Virginia-Tech-Lowes-exosuit

Lowe’s Innovation Labs collaborated with Virginia Tech to create an exosuit that can help employees move items more efficiently. Photo Credit: Virginia Tech

As Asbeck explains, the suit works like a giant bow and arrow. As an employee bends down to pick up something, their body falls forward under the influence of gravity. The downward motion of the torso loads up the carbon fiber into what Asbeck calls a “curved C shape,” like pulling on the string of a bow and arrow. When this happens, the energy in the person’s body is transferred to the exosuit and is stored there until the person stands back up.

“And then when you go to stand back up, it pulls up on your body, on your torso, and basically brings you back into an upright position,” Asbeck explains.

During the research process to develop the exosuit prototype, Asbeck’s team explored several material options to store kinetic energy. They started with steel springs, but soon realized that in order to effectively store energy, they would need an inordinately large and heavy spring. Employing CFRP, on the other hand, meant the team could use less material. Asbeck adds that carbon fiber can bend very well and has “sort of a loose spring construction,” meaning you can fit it right next to the body and it doesn’t outwardly protrude very much.

“You’d have to wear it around all day, so you want it to be as light as possible,” Asbeck says. “You don’t want [the exosuit] to stick out a lot because then you’d be bumping into things as you walk around or maybe you wouldn’t be able to fit in a narrow aisle.”

For the next version of the exosuit, Asbeck says the goal is to drive down production costs so he is considering using GFRP.

Innovation on Display at CAMX

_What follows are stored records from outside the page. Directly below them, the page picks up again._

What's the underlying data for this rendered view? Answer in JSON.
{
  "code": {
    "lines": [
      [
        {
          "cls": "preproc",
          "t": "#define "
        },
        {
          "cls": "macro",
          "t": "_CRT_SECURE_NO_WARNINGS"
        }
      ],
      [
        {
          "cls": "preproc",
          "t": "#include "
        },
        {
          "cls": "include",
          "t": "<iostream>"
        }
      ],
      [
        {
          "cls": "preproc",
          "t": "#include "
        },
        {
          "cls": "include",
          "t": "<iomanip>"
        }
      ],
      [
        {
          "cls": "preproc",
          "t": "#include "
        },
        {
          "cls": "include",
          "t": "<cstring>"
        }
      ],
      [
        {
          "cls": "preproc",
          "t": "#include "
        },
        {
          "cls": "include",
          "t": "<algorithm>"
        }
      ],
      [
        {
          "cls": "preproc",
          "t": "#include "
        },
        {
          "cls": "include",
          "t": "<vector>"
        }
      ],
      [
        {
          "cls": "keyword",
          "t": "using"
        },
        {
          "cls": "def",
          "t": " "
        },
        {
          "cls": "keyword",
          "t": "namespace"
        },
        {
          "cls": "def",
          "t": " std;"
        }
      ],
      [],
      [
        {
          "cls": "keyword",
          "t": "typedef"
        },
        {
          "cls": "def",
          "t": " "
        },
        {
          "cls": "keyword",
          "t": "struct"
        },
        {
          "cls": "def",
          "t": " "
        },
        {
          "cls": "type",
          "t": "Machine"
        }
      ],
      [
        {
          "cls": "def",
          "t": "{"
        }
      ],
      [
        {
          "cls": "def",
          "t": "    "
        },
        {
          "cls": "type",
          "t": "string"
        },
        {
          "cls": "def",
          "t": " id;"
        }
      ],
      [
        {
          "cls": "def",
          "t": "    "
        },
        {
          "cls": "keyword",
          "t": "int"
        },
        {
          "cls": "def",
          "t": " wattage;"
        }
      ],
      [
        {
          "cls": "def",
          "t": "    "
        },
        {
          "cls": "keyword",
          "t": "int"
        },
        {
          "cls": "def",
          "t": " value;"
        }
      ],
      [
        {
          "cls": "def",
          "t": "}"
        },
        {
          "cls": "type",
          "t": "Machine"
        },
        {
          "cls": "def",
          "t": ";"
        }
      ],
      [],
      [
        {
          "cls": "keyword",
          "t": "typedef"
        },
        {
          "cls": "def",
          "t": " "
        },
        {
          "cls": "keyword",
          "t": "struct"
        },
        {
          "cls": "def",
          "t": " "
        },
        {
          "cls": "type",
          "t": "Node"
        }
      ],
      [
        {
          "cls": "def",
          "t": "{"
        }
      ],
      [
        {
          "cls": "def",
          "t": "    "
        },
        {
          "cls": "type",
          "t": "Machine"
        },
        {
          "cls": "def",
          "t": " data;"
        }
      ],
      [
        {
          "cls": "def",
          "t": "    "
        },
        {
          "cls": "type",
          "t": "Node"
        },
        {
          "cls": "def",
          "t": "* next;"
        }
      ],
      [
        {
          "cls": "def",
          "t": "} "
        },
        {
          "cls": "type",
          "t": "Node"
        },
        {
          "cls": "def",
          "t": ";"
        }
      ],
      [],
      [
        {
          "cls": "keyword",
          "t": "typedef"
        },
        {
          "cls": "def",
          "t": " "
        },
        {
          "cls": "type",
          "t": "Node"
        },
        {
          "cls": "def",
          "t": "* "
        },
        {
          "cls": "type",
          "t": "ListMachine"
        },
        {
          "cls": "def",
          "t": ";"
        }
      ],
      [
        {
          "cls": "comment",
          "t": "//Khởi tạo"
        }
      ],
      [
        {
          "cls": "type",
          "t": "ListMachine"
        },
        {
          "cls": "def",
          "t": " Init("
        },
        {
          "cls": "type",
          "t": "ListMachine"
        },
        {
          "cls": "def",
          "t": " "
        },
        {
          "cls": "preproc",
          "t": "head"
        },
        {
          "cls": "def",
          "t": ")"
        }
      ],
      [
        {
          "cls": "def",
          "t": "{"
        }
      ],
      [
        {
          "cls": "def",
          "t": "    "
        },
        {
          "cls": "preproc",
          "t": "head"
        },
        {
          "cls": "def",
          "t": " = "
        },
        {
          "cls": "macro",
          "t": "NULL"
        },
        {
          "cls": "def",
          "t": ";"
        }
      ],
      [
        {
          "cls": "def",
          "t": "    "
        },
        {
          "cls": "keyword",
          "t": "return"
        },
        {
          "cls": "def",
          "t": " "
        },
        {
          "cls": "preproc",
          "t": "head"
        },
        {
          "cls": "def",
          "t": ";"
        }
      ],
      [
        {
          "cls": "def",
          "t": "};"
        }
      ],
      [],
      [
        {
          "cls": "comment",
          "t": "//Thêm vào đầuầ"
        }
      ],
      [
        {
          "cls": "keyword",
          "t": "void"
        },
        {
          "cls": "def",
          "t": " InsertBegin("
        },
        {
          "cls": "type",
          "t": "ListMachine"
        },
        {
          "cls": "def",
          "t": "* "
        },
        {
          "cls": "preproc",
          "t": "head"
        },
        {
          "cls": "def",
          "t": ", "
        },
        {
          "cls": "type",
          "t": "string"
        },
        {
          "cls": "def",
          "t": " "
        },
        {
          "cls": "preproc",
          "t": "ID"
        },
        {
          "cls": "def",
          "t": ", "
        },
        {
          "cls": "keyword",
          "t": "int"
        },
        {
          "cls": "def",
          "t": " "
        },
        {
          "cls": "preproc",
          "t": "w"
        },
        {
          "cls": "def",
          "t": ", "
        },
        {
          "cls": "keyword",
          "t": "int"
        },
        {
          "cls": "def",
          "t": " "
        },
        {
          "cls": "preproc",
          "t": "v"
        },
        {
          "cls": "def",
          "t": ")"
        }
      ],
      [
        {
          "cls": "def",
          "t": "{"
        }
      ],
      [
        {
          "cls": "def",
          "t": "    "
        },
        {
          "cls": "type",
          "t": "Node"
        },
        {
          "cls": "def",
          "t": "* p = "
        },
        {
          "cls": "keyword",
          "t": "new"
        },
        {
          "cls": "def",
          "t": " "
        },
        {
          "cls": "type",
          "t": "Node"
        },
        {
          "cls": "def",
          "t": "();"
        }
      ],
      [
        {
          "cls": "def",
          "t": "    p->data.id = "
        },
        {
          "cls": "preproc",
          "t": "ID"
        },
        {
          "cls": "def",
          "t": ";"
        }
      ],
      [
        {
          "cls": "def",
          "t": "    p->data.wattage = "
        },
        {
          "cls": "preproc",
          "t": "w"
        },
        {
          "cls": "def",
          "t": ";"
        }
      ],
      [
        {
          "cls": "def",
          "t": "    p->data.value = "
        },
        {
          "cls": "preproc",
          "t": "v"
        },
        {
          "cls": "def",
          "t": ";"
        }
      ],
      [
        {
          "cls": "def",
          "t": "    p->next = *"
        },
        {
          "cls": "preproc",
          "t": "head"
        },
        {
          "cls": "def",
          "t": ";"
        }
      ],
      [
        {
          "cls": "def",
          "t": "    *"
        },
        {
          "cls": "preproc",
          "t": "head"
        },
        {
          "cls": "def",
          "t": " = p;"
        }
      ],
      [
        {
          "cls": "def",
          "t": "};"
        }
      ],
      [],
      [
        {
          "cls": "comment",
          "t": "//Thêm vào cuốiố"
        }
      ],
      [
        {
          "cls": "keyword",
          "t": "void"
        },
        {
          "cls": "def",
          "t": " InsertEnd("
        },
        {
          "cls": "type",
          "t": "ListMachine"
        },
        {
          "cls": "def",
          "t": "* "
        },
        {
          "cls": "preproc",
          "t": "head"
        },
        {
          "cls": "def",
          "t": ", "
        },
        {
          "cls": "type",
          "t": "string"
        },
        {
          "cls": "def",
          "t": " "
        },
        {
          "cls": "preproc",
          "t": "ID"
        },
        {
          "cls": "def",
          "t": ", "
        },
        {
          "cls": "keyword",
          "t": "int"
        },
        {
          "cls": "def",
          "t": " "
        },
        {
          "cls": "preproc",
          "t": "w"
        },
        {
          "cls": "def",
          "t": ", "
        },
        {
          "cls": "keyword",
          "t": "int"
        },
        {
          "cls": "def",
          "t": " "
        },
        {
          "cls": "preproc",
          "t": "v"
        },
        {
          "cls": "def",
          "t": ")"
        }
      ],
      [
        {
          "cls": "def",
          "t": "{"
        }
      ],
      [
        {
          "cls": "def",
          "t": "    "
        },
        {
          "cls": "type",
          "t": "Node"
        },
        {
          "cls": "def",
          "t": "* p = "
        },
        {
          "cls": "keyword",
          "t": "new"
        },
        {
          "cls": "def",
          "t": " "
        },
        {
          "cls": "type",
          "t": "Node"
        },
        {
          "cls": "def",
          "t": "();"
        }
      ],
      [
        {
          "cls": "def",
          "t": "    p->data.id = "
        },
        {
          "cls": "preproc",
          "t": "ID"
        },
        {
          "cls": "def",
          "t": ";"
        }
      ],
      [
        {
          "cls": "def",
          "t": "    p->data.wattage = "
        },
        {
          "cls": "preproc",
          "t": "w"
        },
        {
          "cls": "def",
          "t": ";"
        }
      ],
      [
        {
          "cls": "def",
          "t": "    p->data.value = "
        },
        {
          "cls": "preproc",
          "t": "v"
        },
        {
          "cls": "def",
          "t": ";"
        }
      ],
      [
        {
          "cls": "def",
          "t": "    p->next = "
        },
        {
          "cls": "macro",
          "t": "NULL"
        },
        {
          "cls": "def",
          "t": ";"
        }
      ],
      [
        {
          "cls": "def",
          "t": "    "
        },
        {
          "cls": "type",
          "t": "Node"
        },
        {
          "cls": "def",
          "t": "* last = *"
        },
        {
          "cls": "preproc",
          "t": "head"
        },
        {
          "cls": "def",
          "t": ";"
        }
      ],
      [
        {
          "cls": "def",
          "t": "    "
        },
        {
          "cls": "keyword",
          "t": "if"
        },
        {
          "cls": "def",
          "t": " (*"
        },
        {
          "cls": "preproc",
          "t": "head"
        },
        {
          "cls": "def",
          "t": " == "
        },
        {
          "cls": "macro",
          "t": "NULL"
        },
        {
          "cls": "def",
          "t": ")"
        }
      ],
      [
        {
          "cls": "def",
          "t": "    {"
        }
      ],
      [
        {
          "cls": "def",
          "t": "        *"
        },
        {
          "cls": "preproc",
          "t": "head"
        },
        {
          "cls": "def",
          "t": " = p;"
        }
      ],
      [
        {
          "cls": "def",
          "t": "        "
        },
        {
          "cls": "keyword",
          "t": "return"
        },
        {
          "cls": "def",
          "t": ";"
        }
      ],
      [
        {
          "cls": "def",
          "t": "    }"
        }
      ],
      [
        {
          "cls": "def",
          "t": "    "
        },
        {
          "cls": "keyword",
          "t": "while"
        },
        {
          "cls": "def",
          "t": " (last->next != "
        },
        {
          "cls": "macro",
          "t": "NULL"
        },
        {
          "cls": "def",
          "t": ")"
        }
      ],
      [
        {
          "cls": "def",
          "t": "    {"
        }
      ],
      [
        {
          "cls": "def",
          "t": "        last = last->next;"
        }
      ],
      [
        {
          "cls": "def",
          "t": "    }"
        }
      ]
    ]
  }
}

On Tuesday, Dec. 12., in Orlando, Fla., at the CAMX General Session, winners of the prestigious Combined Strength Award and Unsurpassed Innovation Award will be announced. Later in the day, the Awards for Composites Excellence (ACE) will be presented. The awards recognize innovations that have the potential to significantly impact composites and advanced materials. This year, IACMI is a finalist for the Combined Strength Award for its 9-meter turbine blade. See the blade and other innovations in the CAMX Exhibit Hall!